### DATA UNDER STUDY
--- --- ---
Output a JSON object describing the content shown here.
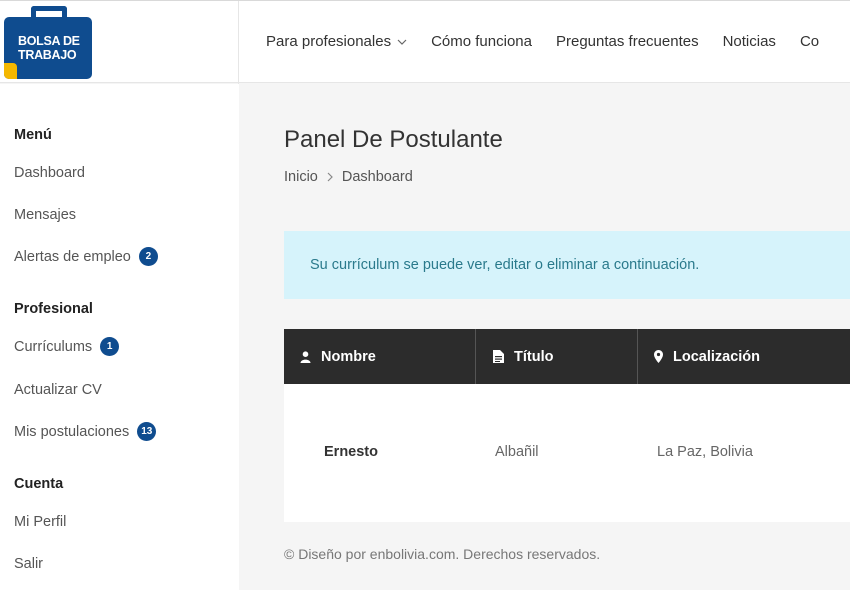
{
  "brand": {
    "line1": "BOLSA DE",
    "line2": "TRABAJO"
  },
  "nav": [
    {
      "label": "Para profesionales",
      "has_dropdown": true
    },
    {
      "label": "Cómo funciona"
    },
    {
      "label": "Preguntas frecuentes"
    },
    {
      "label": "Noticias"
    },
    {
      "label": "Co"
    }
  ],
  "sidebar": {
    "sections": [
      {
        "title": "Menú",
        "items": [
          {
            "label": "Dashboard"
          },
          {
            "label": "Mensajes"
          },
          {
            "label": "Alertas de empleo",
            "badge": "2"
          }
        ]
      },
      {
        "title": "Profesional",
        "items": [
          {
            "label": "Currículums",
            "badge": "1"
          },
          {
            "label": "Actualizar CV"
          },
          {
            "label": "Mis postulaciones",
            "badge": "13"
          }
        ]
      },
      {
        "title": "Cuenta",
        "items": [
          {
            "label": "Mi Perfil"
          },
          {
            "label": "Salir"
          }
        ]
      }
    ]
  },
  "main": {
    "title": "Panel De Postulante",
    "breadcrumb": {
      "home": "Inicio",
      "current": "Dashboard"
    },
    "alert": "Su currículum se puede ver, editar o eliminar a continuación.",
    "table": {
      "headers": {
        "name": "Nombre",
        "title": "Título",
        "location": "Localización"
      },
      "rows": [
        {
          "name": "Ernesto",
          "title": "Albañil",
          "location": "La Paz, Bolivia"
        }
      ]
    }
  },
  "footer": "© Diseño por enbolivia.com. Derechos reservados.",
  "colors": {
    "brand": "#0f4c8f",
    "accent": "#f5b800",
    "alert_bg": "#d6f3fb",
    "table_header": "#2c2c2c"
  }
}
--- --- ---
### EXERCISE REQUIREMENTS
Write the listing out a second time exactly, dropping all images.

### RESULT OF THIS TASK
Output a JSON object describing the content shown here.
{
  "brand": {
    "line1": "BOLSA DE",
    "line2": "TRABAJO"
  },
  "nav": [
    {
      "label": "Para profesionales",
      "has_dropdown": true
    },
    {
      "label": "Cómo funciona"
    },
    {
      "label": "Preguntas frecuentes"
    },
    {
      "label": "Noticias"
    },
    {
      "label": "Co"
    }
  ],
  "sidebar": {
    "sections": [
      {
        "title": "Menú",
        "items": [
          {
            "label": "Dashboard"
          },
          {
            "label": "Mensajes"
          },
          {
            "label": "Alertas de empleo",
            "badge": "2"
          }
        ]
      },
      {
        "title": "Profesional",
        "items": [
          {
            "label": "Currículums",
            "badge": "1"
          },
          {
            "label": "Actualizar CV"
          },
          {
            "label": "Mis postulaciones",
            "badge": "13"
          }
        ]
      },
      {
        "title": "Cuenta",
        "items": [
          {
            "label": "Mi Perfil"
          },
          {
            "label": "Salir"
          }
        ]
      }
    ]
  },
  "main": {
    "title": "Panel De Postulante",
    "breadcrumb": {
      "home": "Inicio",
      "current": "Dashboard"
    },
    "alert": "Su currículum se puede ver, editar o eliminar a continuación.",
    "table": {
      "headers": {
        "name": "Nombre",
        "title": "Título",
        "location": "Localización"
      },
      "rows": [
        {
          "name": "Ernesto",
          "title": "Albañil",
          "location": "La Paz, Bolivia"
        }
      ]
    }
  },
  "footer": "© Diseño por enbolivia.com. Derechos reservados.",
  "colors": {
    "brand": "#0f4c8f",
    "accent": "#f5b800",
    "alert_bg": "#d6f3fb",
    "table_header": "#2c2c2c"
  }
}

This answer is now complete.